The gloomy forecast of things to come hadn’t affected Freddy and George yet as they watched their mother across the field hang clothes on the long clothesline that stretched from the farm house to the side of the chicken coop. They laughed as the pants and shirts danced in the wind and wound themselves on the clothesline looking like extra skinny scarecrows.
The cottonwood that stood on the crest of the hill kept watch over the young boys. A few early blackberry canes crept among the bracken and wild wheat that covered the hill.
In time past, fast moving water had cut a stream bed at the foot of the hill.
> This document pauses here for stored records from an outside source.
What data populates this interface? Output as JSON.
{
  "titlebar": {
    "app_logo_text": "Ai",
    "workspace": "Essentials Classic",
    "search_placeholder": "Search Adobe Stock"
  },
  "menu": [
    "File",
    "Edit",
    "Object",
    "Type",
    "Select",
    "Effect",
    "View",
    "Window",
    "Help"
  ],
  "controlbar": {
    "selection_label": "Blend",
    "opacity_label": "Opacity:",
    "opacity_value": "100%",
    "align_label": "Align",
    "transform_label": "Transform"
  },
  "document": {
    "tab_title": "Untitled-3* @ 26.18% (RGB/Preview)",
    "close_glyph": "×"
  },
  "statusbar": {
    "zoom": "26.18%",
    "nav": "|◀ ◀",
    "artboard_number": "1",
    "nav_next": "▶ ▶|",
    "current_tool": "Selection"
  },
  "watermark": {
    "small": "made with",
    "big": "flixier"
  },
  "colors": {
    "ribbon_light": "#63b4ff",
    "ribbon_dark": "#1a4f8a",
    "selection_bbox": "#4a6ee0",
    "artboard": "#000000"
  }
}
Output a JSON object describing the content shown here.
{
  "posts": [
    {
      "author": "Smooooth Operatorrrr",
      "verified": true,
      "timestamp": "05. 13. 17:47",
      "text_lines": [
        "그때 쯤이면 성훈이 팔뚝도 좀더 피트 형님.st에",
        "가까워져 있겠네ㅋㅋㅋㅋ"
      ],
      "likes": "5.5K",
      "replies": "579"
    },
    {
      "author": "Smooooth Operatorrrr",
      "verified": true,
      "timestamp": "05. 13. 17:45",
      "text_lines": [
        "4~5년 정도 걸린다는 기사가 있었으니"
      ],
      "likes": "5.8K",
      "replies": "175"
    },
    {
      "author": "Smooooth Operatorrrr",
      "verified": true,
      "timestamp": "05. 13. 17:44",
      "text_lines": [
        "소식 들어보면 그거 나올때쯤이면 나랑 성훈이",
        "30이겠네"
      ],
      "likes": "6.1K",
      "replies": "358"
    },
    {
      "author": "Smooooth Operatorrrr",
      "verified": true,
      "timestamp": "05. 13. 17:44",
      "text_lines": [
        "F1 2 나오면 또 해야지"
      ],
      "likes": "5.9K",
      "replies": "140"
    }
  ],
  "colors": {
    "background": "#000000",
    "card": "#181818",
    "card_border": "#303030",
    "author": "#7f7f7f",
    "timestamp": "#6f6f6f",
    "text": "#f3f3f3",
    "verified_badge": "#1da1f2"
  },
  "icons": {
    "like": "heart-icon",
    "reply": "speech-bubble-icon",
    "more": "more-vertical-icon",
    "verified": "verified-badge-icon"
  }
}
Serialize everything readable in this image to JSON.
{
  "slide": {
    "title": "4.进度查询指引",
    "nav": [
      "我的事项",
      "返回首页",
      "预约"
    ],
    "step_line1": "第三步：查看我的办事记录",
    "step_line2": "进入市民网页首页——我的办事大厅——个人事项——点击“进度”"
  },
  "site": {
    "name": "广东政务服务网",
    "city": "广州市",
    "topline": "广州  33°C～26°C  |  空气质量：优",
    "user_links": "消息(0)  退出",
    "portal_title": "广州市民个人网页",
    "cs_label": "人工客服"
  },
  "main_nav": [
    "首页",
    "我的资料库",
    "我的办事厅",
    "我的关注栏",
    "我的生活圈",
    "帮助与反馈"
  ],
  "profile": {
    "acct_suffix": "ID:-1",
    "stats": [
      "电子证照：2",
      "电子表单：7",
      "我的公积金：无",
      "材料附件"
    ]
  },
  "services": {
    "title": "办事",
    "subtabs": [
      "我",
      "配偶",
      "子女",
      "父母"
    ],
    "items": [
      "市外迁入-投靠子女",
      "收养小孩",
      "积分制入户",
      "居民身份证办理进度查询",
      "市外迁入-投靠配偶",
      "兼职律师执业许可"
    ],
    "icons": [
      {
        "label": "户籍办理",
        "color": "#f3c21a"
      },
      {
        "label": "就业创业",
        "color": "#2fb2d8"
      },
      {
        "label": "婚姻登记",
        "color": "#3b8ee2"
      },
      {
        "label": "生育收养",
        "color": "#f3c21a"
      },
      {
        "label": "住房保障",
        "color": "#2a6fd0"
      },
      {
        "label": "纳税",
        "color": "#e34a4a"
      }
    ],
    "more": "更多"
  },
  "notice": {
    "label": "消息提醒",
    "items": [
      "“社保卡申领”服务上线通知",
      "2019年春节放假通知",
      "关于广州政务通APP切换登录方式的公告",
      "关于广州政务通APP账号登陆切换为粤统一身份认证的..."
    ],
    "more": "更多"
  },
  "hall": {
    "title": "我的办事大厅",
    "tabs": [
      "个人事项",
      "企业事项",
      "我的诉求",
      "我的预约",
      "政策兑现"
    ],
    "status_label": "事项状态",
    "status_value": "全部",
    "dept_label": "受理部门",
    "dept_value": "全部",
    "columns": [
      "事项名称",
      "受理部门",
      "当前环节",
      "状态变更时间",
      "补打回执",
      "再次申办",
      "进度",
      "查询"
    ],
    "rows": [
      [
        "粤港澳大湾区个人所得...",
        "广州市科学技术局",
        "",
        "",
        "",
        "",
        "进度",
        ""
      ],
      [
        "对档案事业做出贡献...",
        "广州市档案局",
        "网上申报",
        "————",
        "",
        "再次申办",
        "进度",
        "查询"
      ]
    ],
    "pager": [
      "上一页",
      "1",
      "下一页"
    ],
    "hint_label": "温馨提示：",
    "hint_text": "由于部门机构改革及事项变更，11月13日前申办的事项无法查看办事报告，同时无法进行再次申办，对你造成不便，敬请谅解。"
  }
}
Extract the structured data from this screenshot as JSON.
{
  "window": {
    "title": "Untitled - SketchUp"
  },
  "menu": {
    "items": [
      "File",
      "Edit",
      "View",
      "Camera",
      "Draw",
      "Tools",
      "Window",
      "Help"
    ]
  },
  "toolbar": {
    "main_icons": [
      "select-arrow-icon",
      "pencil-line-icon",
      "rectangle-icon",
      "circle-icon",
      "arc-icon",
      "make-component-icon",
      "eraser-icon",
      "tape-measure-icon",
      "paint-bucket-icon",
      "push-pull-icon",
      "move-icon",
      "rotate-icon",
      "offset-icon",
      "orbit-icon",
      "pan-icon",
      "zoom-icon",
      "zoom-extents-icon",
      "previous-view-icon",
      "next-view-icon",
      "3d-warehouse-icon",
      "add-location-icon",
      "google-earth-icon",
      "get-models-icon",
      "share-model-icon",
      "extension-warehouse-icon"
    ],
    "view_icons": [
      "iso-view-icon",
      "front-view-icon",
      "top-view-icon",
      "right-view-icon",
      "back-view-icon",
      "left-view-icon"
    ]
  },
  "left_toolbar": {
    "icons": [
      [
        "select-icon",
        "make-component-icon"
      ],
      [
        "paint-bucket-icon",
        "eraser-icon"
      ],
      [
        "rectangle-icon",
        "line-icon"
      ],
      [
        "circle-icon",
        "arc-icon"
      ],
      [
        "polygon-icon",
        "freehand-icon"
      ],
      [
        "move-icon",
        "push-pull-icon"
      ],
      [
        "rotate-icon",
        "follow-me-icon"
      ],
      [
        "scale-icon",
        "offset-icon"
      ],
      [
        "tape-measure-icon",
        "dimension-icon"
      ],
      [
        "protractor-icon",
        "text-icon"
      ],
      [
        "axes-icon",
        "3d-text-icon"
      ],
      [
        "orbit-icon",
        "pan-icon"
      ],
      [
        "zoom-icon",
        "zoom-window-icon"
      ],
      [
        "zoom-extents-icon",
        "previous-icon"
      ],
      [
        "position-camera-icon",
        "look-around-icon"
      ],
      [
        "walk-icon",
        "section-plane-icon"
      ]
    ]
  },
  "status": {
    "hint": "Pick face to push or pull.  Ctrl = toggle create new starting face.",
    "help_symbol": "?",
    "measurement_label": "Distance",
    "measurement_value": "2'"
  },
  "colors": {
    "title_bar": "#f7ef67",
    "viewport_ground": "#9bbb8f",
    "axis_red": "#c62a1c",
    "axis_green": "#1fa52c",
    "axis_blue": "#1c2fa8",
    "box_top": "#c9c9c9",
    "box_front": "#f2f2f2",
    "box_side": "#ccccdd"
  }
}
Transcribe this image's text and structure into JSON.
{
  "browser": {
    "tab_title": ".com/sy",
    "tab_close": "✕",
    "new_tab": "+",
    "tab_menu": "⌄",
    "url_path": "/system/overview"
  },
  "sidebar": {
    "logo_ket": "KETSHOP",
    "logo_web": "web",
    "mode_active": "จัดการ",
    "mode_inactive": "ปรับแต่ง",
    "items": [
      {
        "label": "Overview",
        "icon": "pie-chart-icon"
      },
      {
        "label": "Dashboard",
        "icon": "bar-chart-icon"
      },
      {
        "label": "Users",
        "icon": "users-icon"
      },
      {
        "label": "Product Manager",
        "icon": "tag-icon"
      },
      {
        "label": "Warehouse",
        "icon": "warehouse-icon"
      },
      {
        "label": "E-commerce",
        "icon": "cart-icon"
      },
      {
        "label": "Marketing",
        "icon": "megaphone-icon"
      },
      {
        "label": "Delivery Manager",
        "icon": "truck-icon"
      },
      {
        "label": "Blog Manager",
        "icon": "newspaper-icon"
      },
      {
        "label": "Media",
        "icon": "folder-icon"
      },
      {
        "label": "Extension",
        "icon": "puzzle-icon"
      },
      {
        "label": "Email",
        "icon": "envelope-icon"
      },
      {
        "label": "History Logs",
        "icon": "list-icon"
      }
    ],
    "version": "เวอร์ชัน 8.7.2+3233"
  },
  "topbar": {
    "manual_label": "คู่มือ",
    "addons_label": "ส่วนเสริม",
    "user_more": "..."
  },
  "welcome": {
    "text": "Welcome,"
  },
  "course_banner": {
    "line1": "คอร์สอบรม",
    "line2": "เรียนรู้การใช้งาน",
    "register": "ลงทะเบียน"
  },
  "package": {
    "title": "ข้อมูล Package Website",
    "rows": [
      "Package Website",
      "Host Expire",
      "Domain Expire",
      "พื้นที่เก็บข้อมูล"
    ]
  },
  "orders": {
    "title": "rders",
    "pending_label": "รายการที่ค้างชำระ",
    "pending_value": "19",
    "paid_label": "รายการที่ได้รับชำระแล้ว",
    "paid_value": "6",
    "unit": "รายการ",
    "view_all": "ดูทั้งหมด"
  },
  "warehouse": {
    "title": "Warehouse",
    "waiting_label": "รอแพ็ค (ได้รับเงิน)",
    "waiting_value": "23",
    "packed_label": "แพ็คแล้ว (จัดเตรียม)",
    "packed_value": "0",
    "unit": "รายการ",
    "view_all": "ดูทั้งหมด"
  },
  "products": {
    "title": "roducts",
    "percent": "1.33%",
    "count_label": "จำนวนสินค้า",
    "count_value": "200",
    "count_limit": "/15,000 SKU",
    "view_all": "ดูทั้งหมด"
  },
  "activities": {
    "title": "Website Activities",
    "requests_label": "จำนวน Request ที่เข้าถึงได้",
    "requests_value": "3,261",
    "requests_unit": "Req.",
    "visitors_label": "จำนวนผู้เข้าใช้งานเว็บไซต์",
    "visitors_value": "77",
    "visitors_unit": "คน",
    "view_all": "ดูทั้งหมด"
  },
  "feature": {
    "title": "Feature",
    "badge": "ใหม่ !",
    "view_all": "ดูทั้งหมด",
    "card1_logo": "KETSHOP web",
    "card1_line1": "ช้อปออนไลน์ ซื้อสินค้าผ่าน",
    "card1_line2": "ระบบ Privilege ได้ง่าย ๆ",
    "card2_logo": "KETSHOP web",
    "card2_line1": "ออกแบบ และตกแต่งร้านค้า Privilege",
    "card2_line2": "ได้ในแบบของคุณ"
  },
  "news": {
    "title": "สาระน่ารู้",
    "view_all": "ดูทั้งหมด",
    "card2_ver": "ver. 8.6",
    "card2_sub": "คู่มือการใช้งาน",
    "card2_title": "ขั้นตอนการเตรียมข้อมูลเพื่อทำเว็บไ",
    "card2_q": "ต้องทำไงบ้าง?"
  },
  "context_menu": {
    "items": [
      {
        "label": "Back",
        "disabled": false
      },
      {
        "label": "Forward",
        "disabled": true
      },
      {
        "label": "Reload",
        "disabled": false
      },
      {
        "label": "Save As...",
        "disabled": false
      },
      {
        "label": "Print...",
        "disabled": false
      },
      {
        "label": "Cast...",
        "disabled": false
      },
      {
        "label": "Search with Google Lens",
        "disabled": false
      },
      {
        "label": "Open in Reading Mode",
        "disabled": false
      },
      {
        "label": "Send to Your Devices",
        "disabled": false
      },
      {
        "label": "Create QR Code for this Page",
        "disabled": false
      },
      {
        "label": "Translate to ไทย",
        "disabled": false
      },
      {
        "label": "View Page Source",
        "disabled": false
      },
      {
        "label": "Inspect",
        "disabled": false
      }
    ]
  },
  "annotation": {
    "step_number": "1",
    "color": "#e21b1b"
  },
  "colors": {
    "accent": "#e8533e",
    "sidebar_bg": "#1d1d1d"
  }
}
Not only did it give cool clear water to drink and salmon to catch in the fall, it also kept the milk cows from wandering too far from the house and barn.
“Over here on this side of the stream is the perfect place for the fort,” said Freddy, being three years older, he knew everything.
Even though the boys had to share with the small herd of sheep their dad kept as meat for the winter, it was near enough, yet far enough from their home.
The cows sometimes did double duty, letting let the family know if coyotes were lurking around trying for a stray sheep. They were almost better guardians than the dogs that followed the boys.
“Let’s start building right now,” cried Freddy catching his second wind. He jumped up, from his spot by the small fir tree, picked up a board and drove it into the dry earth that they were sitting on. “We’ll build it right here,” he said, and began to pace off the size of the new fort.
George and Freddy worked the rest of the day, and slowly the fort began to take shape. George being younger was not good at hammering nails. But he could hold the other end of the board while Freddy sawed, and he ran and fetched for his older brother. He knew he was helping build too.
When they heard their mother calling them for the evening meal, they both gave a satisfied sigh of accomplishment as they dropped their tools and ran towards home.
“I’m hungry enough to eat an elephant!” laughed Freddy as they sloshed across the creek. That’s what their older bother Eric always said in earlier days when all three boys would race back to the house for supper. Eric didn’t play with them much anymore though, he was seven years older than Freddy and had chores around the farm, and besides, he said he was too old for childish play; he had grownup things to do.
Freddy and George missed him a lot.
One day when the fort was almost finished George came running pell-mell across the cow pasture and splashed his way across the stream.
“Freddy, come quick, see what’s on the road. You’re not going to believe it!”
The boys scrambled back through the field, across the stream, over the road and there in the ditch were two dead, partly eaten, sheep.
“We have to get pa right away; I think these are our sheep that the coyotes got. He’s going to be madder ‘n a wet hen! You go get him George, I’ll wait here and keep the crows away.”
* * * *